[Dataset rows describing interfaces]
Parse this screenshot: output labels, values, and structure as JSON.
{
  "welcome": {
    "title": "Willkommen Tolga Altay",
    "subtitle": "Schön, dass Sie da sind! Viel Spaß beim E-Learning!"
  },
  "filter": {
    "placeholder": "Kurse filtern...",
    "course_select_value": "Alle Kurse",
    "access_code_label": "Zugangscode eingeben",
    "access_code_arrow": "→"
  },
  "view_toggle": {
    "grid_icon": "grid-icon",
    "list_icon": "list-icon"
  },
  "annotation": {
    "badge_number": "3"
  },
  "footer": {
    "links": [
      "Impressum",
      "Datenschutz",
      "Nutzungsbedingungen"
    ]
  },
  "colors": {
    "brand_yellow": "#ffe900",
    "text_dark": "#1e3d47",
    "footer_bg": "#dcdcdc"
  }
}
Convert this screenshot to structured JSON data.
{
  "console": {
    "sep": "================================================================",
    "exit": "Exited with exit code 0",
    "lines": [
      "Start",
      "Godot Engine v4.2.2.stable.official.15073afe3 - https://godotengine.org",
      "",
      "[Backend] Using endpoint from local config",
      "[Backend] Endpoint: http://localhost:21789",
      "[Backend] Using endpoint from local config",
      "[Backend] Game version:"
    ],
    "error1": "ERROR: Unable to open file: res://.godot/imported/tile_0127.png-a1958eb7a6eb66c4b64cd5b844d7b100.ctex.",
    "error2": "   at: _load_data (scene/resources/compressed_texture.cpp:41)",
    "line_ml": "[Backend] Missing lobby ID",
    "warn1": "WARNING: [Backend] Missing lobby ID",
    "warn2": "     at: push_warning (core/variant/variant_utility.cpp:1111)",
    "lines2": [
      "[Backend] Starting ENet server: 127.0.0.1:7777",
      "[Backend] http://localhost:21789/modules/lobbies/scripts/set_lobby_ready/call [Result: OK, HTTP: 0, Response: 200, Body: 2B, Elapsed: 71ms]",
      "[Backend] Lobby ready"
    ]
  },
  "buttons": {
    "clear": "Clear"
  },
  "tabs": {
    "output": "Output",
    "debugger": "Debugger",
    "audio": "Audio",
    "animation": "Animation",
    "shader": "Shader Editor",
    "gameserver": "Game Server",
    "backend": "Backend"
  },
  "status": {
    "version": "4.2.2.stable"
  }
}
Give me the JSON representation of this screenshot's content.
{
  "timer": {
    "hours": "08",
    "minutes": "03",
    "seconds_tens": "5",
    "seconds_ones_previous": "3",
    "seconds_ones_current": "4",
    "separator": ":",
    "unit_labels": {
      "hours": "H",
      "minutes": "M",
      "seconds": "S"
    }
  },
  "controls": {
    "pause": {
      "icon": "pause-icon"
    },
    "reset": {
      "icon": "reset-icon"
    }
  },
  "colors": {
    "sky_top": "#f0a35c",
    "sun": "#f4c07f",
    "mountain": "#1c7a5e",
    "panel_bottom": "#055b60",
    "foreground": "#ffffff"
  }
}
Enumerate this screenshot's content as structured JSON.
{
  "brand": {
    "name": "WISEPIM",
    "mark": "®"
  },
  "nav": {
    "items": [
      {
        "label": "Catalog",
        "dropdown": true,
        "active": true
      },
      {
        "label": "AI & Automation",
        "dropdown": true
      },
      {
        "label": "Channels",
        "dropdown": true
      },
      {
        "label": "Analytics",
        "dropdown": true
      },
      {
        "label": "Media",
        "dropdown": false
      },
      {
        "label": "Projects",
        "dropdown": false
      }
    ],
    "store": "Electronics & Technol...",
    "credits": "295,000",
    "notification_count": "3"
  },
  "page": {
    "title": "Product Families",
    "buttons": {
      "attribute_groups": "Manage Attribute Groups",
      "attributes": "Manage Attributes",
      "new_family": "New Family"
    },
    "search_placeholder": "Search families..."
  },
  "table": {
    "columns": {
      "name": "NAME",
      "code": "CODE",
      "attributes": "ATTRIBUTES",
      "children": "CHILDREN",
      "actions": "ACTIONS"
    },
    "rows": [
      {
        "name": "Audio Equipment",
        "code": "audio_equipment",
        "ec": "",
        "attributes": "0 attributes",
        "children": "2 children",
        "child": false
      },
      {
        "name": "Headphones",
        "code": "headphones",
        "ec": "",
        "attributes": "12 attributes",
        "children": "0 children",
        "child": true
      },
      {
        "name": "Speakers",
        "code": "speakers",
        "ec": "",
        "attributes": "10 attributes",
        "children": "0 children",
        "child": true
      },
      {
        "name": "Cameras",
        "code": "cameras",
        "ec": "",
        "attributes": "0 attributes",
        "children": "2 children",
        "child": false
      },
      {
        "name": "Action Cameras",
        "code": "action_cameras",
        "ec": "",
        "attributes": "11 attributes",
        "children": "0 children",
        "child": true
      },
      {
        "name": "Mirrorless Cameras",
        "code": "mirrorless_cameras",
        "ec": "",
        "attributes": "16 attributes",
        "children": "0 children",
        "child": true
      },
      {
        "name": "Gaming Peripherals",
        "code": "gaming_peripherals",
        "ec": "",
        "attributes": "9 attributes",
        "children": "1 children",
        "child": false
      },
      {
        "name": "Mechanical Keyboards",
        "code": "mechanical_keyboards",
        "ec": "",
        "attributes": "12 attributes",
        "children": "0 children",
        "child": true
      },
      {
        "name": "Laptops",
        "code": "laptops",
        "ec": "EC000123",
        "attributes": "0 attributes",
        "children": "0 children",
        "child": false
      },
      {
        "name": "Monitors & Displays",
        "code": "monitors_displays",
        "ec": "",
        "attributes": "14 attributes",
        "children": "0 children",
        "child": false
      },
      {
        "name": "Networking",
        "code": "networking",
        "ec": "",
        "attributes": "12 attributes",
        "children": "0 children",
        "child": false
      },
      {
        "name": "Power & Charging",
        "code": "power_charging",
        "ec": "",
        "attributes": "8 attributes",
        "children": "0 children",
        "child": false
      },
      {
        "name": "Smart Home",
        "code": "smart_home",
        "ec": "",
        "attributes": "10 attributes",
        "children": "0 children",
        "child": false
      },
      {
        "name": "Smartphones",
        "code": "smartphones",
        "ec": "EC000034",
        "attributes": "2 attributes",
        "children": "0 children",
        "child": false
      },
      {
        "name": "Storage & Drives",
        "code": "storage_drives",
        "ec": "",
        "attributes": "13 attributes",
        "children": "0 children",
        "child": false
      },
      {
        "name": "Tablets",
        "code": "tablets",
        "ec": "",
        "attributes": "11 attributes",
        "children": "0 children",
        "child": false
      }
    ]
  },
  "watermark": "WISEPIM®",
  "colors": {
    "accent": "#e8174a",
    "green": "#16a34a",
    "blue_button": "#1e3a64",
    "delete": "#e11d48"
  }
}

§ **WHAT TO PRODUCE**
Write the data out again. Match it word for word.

§ **REPLY**
Parse this screenshot: output labels, values, and structure as JSON.
{
  "welcome": {
    "title": "Willkommen Tolga Altay",
    "subtitle": "Schön, dass Sie da sind! Viel Spaß beim E-Learning!"
  },
  "filter": {
    "placeholder": "Kurse filtern...",
    "course_select_value": "Alle Kurse",
    "access_code_label": "Zugangscode eingeben",
    "access_code_arrow": "→"
  },
  "view_toggle": {
    "grid_icon": "grid-icon",
    "list_icon": "list-icon"
  },
  "annotation": {
    "badge_number": "3"
  },
  "footer": {
    "links": [
      "Impressum",
      "Datenschutz",
      "Nutzungsbedingungen"
    ]
  },
  "colors": {
    "brand_yellow": "#ffe900",
    "text_dark": "#1e3d47",
    "footer_bg": "#dcdcdc"
  }
}
Convert this screenshot to structured JSON data.
{
  "console": {
    "sep": "================================================================",
    "exit": "Exited with exit code 0",
    "lines": [
      "Start",
      "Godot Engine v4.2.2.stable.official.15073afe3 - https://godotengine.org",
      "",
      "[Backend] Using endpoint from local config",
      "[Backend] Endpoint: http://localhost:21789",
      "[Backend] Using endpoint from local config",
      "[Backend] Game version:"
    ],
    "error1": "ERROR: Unable to open file: res://.godot/imported/tile_0127.png-a1958eb7a6eb66c4b64cd5b844d7b100.ctex.",
    "error2": "   at: _load_data (scene/resources/compressed_texture.cpp:41)",
    "line_ml": "[Backend] Missing lobby ID",
    "warn1": "WARNING: [Backend] Missing lobby ID",
    "warn2": "     at: push_warning (core/variant/variant_utility.cpp:1111)",
    "lines2": [
      "[Backend] Starting ENet server: 127.0.0.1:7777",
      "[Backend] http://localhost:21789/modules/lobbies/scripts/set_lobby_ready/call [Result: OK, HTTP: 0, Response: 200, Body: 2B, Elapsed: 71ms]",
      "[Backend] Lobby ready"
    ]
  },
  "buttons": {
    "clear": "Clear"
  },
  "tabs": {
    "output": "Output",
    "debugger": "Debugger",
    "audio": "Audio",
    "animation": "Animation",
    "shader": "Shader Editor",
    "gameserver": "Game Server",
    "backend": "Backend"
  },
  "status": {
    "version": "4.2.2.stable"
  }
}
Give me the JSON representation of this screenshot's content.
{
  "timer": {
    "hours": "08",
    "minutes": "03",
    "seconds_tens": "5",
    "seconds_ones_previous": "3",
    "seconds_ones_current": "4",
    "separator": ":",
    "unit_labels": {
      "hours": "H",
      "minutes": "M",
      "seconds": "S"
    }
  },
  "controls": {
    "pause": {
      "icon": "pause-icon"
    },
    "reset": {
      "icon": "reset-icon"
    }
  },
  "colors": {
    "sky_top": "#f0a35c",
    "sun": "#f4c07f",
    "mountain": "#1c7a5e",
    "panel_bottom": "#055b60",
    "foreground": "#ffffff"
  }
}
Enumerate this screenshot's content as structured JSON.
{
  "brand": {
    "name": "WISEPIM",
    "mark": "®"
  },
  "nav": {
    "items": [
      {
        "label": "Catalog",
        "dropdown": true,
        "active": true
      },
      {
        "label": "AI & Automation",
        "dropdown": true
      },
      {
        "label": "Channels",
        "dropdown": true
      },
      {
        "label": "Analytics",
        "dropdown": true
      },
      {
        "label": "Media",
        "dropdown": false
      },
      {
        "label": "Projects",
        "dropdown": false
      }
    ],
    "store": "Electronics & Technol...",
    "credits": "295,000",
    "notification_count": "3"
  },
  "page": {
    "title": "Product Families",
    "buttons": {
      "attribute_groups": "Manage Attribute Groups",
      "attributes": "Manage Attributes",
      "new_family": "New Family"
    },
    "search_placeholder": "Search families..."
  },
  "table": {
    "columns": {
      "name": "NAME",
      "code": "CODE",
      "attributes": "ATTRIBUTES",
      "children": "CHILDREN",
      "actions": "ACTIONS"
    },
    "rows": [
      {
        "name": "Audio Equipment",
        "code": "audio_equipment",
        "ec": "",
        "attributes": "0 attributes",
        "children": "2 children",
        "child": false
      },
      {
        "name": "Headphones",
        "code": "headphones",
        "ec": "",
        "attributes": "12 attributes",
        "children": "0 children",
        "child": true
      },
      {
        "name": "Speakers",
        "code": "speakers",
        "ec": "",
        "attributes": "10 attributes",
        "children": "0 children",
        "child": true
      },
      {
        "name": "Cameras",
        "code": "cameras",
        "ec": "",
        "attributes": "0 attributes",
        "children": "2 children",
        "child": false
      },
      {
        "name": "Action Cameras",
        "code": "action_cameras",
        "ec": "",
        "attributes": "11 attributes",
        "children": "0 children",
        "child": true
      },
      {
        "name": "Mirrorless Cameras",
        "code": "mirrorless_cameras",
        "ec": "",
        "attributes": "16 attributes",
        "children": "0 children",
        "child": true
      },
      {
        "name": "Gaming Peripherals",
        "code": "gaming_peripherals",
        "ec": "",
        "attributes": "9 attributes",
        "children": "1 children",
        "child": false
      },
      {
        "name": "Mechanical Keyboards",
        "code": "mechanical_keyboards",
        "ec": "",
        "attributes": "12 attributes",
        "children": "0 children",
        "child": true
      },
      {
        "name": "Laptops",
        "code": "laptops",
        "ec": "EC000123",
        "attributes": "0 attributes",
        "children": "0 children",
        "child": false
      },
      {
        "name": "Monitors & Displays",
        "code": "monitors_displays",
        "ec": "",
        "attributes": "14 attributes",
        "children": "0 children",
        "child": false
      },
      {
        "name": "Networking",
        "code": "networking",
        "ec": "",
        "attributes": "12 attributes",
        "children": "0 children",
        "child": false
      },
      {
        "name": "Power & Charging",
        "code": "power_charging",
        "ec": "",
        "attributes": "8 attributes",
        "children": "0 children",
        "child": false
      },
      {
        "name": "Smart Home",
        "code": "smart_home",
        "ec": "",
        "attributes": "10 attributes",
        "children": "0 children",
        "child": false
      },
      {
        "name": "Smartphones",
        "code": "smartphones",
        "ec": "EC000034",
        "attributes": "2 attributes",
        "children": "0 children",
        "child": false
      },
      {
        "name": "Storage & Drives",
        "code": "storage_drives",
        "ec": "",
        "attributes": "13 attributes",
        "children": "0 children",
        "child": false
      },
      {
        "name": "Tablets",
        "code": "tablets",
        "ec": "",
        "attributes": "11 attributes",
        "children": "0 children",
        "child": false
      }
    ]
  },
  "watermark": "WISEPIM®",
  "colors": {
    "accent": "#e8174a",
    "green": "#16a34a",
    "blue_button": "#1e3a64",
    "delete": "#e11d48"
  }
}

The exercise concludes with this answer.